As the show progressed, no one thought "Blood Brother" would double down in the best way possible. When Davis Guggenheim, the Oscar-winning director of "An Inconvenient Truth," began describing the winner of the U.S. grand jury prize for documentary, Mr. Killen's attention returned to full bore and he recognized "Blood Brother."
"I think we were all so blown away by the fact that it won both of those awards. ... We hoped, hoped, hoped it would win one of those two awards. For it to win both was just remarkable, absolutely remarkable."

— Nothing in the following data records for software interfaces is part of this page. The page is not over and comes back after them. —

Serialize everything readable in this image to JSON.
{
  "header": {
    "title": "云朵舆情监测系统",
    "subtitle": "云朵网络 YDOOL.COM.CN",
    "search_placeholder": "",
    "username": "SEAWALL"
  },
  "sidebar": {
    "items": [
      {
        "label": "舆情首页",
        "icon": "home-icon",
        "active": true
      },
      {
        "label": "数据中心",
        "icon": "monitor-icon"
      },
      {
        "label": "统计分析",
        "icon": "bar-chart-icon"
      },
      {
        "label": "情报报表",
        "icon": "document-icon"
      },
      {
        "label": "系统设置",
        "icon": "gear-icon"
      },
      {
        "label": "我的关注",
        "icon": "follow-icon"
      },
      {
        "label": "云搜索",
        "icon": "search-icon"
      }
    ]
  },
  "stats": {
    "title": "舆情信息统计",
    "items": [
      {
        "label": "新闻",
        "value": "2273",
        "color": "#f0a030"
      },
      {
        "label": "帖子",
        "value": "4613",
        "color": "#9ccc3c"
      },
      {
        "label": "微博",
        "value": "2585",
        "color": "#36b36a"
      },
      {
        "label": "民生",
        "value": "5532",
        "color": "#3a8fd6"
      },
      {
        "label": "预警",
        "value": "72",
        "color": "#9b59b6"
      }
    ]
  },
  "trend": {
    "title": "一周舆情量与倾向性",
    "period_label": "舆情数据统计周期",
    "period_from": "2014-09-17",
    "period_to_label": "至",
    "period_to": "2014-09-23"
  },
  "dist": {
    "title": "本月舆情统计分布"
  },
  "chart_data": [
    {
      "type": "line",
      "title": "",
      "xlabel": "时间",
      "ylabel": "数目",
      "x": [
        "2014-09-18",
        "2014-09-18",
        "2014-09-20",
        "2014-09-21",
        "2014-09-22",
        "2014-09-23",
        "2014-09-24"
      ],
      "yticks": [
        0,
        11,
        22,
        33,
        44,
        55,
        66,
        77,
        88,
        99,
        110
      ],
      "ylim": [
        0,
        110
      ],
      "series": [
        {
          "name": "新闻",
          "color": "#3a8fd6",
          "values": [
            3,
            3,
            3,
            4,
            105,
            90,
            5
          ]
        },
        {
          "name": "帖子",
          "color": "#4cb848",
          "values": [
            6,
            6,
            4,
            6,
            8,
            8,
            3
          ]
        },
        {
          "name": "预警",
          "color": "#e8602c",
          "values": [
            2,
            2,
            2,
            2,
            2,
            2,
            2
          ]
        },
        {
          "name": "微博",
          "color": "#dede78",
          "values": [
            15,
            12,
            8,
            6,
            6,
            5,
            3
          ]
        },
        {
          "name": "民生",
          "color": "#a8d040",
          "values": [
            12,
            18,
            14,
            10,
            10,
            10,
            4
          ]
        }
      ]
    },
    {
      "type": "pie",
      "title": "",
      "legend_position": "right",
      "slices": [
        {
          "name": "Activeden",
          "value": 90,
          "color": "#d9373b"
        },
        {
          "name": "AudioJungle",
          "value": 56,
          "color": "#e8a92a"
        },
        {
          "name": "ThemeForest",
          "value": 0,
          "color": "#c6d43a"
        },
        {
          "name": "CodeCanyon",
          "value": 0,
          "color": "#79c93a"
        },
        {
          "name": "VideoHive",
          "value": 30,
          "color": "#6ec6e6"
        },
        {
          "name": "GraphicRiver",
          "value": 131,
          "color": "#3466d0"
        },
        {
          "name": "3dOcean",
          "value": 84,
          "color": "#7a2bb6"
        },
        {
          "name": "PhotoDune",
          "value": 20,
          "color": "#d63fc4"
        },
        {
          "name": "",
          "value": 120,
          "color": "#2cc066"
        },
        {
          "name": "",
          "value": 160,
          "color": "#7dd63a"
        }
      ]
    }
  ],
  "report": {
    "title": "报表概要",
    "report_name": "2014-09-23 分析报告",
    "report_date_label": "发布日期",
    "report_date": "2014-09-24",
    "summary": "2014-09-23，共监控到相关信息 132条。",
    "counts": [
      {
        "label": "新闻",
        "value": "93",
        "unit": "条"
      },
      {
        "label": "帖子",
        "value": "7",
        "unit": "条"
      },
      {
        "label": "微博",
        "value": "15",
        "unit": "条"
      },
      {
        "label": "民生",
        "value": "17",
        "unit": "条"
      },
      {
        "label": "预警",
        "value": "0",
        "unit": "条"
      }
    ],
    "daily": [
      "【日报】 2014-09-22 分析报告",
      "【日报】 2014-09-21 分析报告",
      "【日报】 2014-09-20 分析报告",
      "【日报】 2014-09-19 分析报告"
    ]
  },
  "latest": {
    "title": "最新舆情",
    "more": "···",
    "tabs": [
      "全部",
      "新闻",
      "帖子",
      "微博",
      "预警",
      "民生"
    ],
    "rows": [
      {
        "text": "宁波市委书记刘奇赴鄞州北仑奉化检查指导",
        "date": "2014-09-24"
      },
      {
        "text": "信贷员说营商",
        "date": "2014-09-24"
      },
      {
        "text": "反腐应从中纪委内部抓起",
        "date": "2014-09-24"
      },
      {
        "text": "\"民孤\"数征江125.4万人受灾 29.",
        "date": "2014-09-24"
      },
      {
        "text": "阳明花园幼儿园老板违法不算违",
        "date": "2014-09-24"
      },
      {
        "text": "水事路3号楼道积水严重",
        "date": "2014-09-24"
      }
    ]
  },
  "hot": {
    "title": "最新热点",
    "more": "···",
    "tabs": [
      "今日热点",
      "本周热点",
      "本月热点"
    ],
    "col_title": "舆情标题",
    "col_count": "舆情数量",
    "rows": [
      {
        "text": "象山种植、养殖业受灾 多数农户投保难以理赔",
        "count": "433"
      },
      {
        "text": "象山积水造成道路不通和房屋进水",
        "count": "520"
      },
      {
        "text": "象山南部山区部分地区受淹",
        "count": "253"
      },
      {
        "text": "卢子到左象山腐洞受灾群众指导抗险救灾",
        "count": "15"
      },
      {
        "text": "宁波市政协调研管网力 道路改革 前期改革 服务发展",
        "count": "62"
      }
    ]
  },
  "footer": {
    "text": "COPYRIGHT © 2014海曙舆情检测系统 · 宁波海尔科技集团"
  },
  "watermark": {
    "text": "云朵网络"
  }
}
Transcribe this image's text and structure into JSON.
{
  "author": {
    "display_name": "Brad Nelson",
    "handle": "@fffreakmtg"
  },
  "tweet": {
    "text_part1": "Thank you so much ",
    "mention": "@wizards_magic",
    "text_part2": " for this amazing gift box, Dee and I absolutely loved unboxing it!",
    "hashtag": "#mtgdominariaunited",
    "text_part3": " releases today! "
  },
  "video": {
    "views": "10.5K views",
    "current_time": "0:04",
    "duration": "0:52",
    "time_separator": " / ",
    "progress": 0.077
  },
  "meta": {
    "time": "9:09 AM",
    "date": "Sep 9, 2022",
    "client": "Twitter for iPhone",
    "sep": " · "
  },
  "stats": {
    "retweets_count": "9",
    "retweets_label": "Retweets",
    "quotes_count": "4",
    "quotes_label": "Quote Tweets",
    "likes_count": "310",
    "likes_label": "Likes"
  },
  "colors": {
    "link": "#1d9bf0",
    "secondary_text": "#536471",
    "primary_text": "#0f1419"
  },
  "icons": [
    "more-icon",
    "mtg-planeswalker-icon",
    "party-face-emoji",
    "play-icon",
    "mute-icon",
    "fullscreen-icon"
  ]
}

It's too early to know if or when Pittsburghers will be able to see the finished movie, a decision that could depend on the distributor. In the meantime, "Blood Brother" will be back on screen today and Wednesday at the Santa Barbara event.
Go to www.bloodbrotherfilm.com to watch the preview or learn how to help.
"Blood Brother" is a Red Hot Organization, Act V and Light presentation of an Animal production.
Its key credits: executive producers, Steve Hoover, Leigh Blake, John Carlin; director, Mr. Hoover; producer, Danny Yourd; editing, Mr. Hoover, Tyson VanSkiver; writers, Mr. Hoover, Mr. VanSkiver and Phinehas Hodges; cinematography, John Pope; opening animation, Kris Boban; color and finishing, Allan Stallard; sound design, Dallas Taylor; and co-executive producers, Kathy Dziubek, Jim Kreitzburg, Michael Killen, Terry Engel, Ray Pronto, Thomas Chaffee, TDWP.